▶ **PROBLEM TO WORK ON**
Every entry is to be restated exactly; pictures are not part of the copy.

----

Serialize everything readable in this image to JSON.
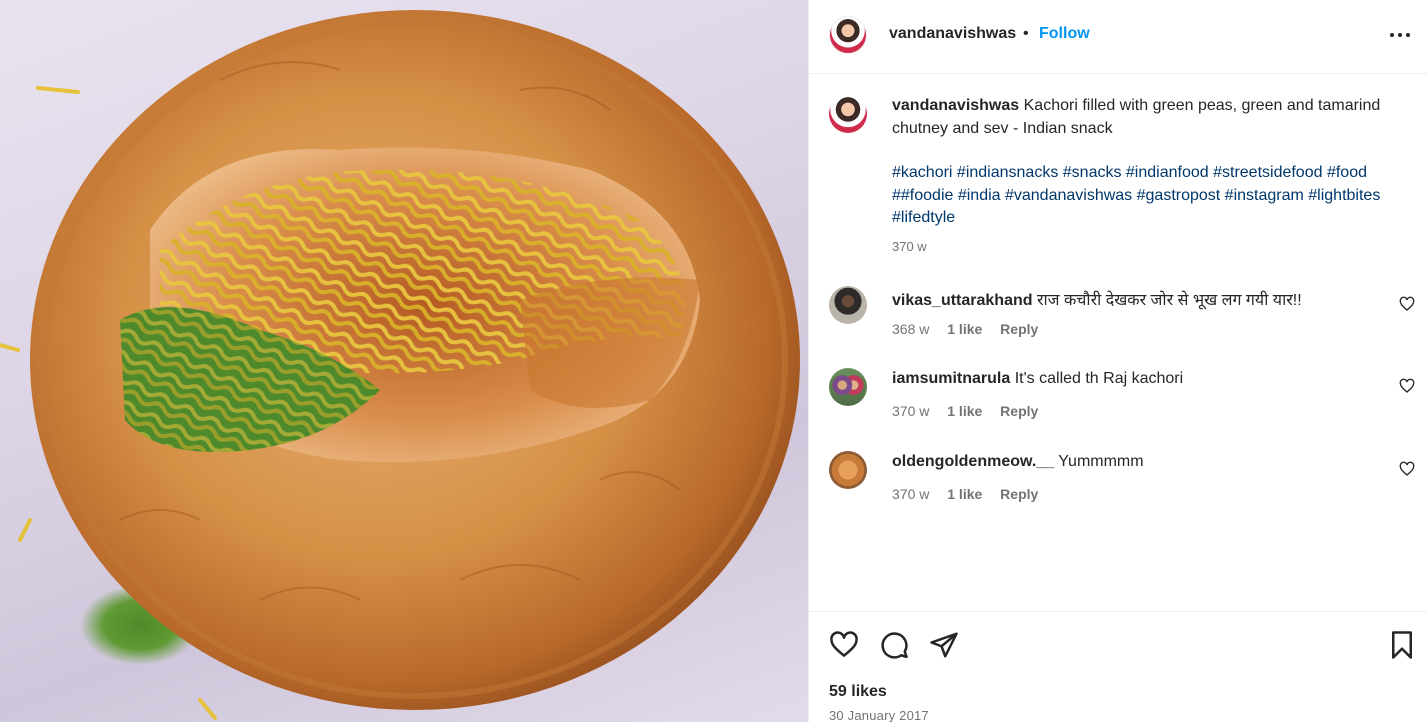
{
  "post": {
    "author": "vandanavishwas",
    "dot": "•",
    "follow_label": "Follow",
    "more_icon": "more-options-icon",
    "image_alt": "kachori-photo"
  },
  "caption": {
    "user": "vandanavishwas",
    "text": "Kachori filled with green peas, green and tamarind chutney and sev - Indian snack",
    "hashtags": "#kachori #indiansnacks #snacks #indianfood #streetsidefood #food ##foodie #india #vandanavishwas #gastropost #instagram #lightbites #lifedtyle",
    "time": "370 w"
  },
  "comments": [
    {
      "user": "vikas_uttarakhand",
      "text": "राज कचौरी देखकर जोर से भूख लग गयी यार!!",
      "time": "368 w",
      "likes": "1 like",
      "reply": "Reply"
    },
    {
      "user": "iamsumitnarula",
      "text": "It's called th Raj kachori",
      "time": "370 w",
      "likes": "1 like",
      "reply": "Reply"
    },
    {
      "user": "oldengoldenmeow.__",
      "text": "Yummmmm",
      "time": "370 w",
      "likes": "1 like",
      "reply": "Reply"
    }
  ],
  "footer": {
    "likes": "59 likes",
    "date": "30 January 2017",
    "icons": [
      "heart-icon",
      "comment-icon",
      "share-icon",
      "bookmark-icon"
    ]
  },
  "colors": {
    "link_blue": "#0095f6",
    "hashtag_blue": "#00376b",
    "muted": "#737373"
  }
}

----

▶ **ANSWER AREA**
Serialize everything readable in this image to JSON.
{
  "post": {
    "author": "vandanavishwas",
    "dot": "•",
    "follow_label": "Follow",
    "more_icon": "more-options-icon",
    "image_alt": "kachori-photo"
  },
  "caption": {
    "user": "vandanavishwas",
    "text": "Kachori filled with green peas, green and tamarind chutney and sev - Indian snack",
    "hashtags": "#kachori #indiansnacks #snacks #indianfood #streetsidefood #food ##foodie #india #vandanavishwas #gastropost #instagram #lightbites #lifedtyle",
    "time": "370 w"
  },
  "comments": [
    {
      "user": "vikas_uttarakhand",
      "text": "राज कचौरी देखकर जोर से भूख लग गयी यार!!",
      "time": "368 w",
      "likes": "1 like",
      "reply": "Reply"
    },
    {
      "user": "iamsumitnarula",
      "text": "It's called th Raj kachori",
      "time": "370 w",
      "likes": "1 like",
      "reply": "Reply"
    },
    {
      "user": "oldengoldenmeow.__",
      "text": "Yummmmm",
      "time": "370 w",
      "likes": "1 like",
      "reply": "Reply"
    }
  ],
  "footer": {
    "likes": "59 likes",
    "date": "30 January 2017",
    "icons": [
      "heart-icon",
      "comment-icon",
      "share-icon",
      "bookmark-icon"
    ]
  },
  "colors": {
    "link_blue": "#0095f6",
    "hashtag_blue": "#00376b",
    "muted": "#737373"
  }
}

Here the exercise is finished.